-- Opening Marker --

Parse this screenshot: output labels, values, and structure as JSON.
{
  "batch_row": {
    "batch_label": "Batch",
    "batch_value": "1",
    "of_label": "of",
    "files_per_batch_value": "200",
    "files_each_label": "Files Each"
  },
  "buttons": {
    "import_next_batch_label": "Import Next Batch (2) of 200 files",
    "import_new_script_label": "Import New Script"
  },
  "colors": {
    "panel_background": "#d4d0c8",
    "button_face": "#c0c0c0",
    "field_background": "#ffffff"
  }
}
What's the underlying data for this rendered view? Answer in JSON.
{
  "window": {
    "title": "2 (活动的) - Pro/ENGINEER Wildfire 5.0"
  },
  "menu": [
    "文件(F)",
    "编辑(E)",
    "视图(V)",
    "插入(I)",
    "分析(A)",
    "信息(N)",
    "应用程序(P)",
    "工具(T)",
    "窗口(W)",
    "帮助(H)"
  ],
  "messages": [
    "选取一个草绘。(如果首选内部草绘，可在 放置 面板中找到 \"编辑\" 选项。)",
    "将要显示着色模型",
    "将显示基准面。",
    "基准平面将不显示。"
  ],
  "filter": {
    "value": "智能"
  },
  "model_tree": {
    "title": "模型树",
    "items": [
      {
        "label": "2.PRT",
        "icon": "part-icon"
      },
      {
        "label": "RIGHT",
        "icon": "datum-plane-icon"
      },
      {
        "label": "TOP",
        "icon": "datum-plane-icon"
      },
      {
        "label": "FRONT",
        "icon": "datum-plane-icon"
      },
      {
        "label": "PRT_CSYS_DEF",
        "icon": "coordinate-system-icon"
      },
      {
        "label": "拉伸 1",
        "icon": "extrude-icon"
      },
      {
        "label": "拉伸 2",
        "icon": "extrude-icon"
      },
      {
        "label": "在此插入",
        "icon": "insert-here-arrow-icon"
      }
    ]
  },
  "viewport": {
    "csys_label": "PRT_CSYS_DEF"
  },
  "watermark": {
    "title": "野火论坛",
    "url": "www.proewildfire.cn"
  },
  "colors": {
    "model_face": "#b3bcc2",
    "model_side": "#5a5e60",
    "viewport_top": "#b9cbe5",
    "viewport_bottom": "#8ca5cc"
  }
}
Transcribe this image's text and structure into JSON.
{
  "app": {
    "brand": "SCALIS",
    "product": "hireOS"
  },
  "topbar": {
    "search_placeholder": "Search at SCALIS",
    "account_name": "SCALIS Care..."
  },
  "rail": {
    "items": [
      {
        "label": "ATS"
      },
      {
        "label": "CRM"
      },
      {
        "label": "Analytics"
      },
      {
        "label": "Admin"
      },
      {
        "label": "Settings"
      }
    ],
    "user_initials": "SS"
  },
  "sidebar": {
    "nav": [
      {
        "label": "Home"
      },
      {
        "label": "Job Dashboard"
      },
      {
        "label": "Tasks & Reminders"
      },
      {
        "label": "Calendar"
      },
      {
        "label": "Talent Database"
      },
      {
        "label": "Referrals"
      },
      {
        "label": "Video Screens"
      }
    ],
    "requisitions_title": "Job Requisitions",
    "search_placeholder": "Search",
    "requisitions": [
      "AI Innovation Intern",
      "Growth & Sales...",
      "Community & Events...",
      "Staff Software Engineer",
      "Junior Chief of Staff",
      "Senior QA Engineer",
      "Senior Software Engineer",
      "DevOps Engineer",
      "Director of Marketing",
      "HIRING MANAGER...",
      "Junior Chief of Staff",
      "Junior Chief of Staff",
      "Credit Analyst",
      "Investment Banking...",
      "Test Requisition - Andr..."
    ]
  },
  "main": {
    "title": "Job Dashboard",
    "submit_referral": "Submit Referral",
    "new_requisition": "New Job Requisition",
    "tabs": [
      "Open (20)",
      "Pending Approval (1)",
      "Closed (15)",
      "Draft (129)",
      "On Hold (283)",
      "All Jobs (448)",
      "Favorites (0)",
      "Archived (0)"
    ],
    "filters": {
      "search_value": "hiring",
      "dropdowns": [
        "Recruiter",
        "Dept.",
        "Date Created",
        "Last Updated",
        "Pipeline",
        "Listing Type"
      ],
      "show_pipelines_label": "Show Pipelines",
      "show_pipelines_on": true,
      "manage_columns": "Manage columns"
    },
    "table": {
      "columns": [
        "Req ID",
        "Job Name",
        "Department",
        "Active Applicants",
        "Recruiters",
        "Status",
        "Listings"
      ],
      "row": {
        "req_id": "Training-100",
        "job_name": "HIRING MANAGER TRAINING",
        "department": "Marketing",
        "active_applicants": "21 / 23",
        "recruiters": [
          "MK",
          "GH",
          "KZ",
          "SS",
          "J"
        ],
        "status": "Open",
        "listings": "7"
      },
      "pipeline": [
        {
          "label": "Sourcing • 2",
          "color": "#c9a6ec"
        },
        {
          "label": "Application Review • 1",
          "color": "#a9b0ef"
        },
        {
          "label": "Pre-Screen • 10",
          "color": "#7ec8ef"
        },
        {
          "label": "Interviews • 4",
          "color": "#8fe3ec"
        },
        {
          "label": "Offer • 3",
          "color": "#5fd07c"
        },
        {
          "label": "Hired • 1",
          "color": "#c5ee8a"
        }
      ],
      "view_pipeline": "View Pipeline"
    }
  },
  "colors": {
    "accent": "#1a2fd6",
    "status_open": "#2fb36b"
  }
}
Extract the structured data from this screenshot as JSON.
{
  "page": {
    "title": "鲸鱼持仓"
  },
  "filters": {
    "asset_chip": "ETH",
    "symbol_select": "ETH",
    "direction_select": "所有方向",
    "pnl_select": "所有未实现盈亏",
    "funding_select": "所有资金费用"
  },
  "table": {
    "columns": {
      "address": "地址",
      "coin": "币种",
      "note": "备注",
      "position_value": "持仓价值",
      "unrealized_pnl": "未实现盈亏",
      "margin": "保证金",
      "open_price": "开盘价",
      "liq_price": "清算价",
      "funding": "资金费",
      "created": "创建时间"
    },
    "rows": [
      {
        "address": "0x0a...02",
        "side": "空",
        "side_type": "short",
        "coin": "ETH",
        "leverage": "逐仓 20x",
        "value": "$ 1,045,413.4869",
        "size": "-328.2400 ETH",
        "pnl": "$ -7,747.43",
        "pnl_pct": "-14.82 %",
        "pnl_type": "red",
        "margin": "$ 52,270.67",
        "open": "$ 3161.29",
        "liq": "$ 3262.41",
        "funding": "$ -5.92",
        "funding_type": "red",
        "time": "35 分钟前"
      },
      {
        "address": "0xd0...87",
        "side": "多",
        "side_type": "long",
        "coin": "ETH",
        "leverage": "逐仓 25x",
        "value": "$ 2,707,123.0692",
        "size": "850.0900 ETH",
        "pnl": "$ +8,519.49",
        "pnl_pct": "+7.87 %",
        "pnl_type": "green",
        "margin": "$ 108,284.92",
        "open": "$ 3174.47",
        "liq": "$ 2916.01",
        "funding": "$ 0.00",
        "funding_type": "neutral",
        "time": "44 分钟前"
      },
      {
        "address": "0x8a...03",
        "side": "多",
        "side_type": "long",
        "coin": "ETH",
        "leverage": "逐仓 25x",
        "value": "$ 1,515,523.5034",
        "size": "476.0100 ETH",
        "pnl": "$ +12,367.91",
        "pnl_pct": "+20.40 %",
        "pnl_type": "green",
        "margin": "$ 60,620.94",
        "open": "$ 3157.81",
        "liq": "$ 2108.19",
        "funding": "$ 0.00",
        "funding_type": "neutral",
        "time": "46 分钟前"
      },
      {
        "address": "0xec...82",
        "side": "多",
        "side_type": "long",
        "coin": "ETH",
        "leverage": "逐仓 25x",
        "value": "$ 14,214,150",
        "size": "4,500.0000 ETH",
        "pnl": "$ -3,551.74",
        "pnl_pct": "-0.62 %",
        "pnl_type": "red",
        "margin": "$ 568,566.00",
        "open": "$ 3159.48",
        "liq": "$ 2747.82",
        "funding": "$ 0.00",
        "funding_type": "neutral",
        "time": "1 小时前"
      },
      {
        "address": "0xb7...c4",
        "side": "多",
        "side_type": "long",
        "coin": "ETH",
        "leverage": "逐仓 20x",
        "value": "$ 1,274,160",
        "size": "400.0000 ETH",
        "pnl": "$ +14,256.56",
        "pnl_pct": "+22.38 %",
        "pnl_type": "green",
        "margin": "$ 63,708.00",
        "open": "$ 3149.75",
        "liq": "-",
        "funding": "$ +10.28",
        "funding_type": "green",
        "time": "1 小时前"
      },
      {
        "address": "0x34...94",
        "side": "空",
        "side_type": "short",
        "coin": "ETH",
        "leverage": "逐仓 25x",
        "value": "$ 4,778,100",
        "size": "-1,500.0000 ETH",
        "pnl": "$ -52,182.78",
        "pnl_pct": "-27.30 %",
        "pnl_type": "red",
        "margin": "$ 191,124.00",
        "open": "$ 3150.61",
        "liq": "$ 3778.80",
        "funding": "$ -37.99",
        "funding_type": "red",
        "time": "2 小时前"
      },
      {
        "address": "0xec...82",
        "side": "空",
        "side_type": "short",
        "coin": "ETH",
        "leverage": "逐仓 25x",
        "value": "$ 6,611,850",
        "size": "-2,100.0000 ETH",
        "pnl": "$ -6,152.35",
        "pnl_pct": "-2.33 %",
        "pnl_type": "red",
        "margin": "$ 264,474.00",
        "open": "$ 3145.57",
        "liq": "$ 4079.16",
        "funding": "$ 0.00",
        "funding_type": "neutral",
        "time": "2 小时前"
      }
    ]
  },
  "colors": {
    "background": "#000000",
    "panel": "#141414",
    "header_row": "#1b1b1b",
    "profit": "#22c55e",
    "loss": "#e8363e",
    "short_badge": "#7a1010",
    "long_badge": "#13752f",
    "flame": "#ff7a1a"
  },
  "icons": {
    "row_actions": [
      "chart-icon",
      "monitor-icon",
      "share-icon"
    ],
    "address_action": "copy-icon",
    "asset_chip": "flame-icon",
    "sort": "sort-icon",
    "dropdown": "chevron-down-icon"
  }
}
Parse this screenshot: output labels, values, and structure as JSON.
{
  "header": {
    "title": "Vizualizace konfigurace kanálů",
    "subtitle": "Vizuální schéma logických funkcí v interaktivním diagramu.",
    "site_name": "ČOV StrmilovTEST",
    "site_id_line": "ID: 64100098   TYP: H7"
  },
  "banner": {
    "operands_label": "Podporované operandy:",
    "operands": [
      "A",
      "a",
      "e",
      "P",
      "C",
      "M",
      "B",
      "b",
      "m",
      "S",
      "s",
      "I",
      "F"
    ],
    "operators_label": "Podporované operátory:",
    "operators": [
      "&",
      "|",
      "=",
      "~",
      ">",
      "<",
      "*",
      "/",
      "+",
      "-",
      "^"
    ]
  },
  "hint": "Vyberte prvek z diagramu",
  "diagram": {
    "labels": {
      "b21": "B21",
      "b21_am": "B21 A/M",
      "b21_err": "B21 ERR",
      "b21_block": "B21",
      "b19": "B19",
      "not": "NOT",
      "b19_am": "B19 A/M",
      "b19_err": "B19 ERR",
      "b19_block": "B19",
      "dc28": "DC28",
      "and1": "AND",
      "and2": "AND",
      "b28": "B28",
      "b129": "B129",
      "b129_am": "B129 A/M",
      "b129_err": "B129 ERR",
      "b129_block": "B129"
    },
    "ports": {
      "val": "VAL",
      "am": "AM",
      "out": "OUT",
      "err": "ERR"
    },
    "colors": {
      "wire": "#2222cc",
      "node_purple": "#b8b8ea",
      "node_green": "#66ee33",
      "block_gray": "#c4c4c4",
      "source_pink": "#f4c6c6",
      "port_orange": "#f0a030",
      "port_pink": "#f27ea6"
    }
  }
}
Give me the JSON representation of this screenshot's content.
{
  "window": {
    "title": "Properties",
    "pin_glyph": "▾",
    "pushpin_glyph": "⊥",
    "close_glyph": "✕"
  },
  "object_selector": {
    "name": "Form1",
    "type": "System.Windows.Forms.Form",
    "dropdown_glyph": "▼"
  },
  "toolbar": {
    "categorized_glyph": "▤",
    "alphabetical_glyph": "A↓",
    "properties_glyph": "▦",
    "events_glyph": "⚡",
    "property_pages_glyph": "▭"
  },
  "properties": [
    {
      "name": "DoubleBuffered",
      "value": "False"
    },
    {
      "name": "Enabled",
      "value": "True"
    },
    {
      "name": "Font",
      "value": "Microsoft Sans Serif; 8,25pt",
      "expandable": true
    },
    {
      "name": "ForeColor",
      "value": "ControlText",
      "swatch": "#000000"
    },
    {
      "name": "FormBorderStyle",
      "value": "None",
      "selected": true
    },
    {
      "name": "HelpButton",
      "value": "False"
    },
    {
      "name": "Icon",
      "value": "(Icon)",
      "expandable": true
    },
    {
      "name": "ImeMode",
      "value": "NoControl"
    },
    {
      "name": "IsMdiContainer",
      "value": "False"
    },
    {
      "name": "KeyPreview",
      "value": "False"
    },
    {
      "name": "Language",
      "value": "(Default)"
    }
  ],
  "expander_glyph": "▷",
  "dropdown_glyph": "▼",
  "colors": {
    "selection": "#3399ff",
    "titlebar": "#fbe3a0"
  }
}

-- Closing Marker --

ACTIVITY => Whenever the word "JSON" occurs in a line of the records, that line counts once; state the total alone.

ANSWER TO THE PROBLEM => 6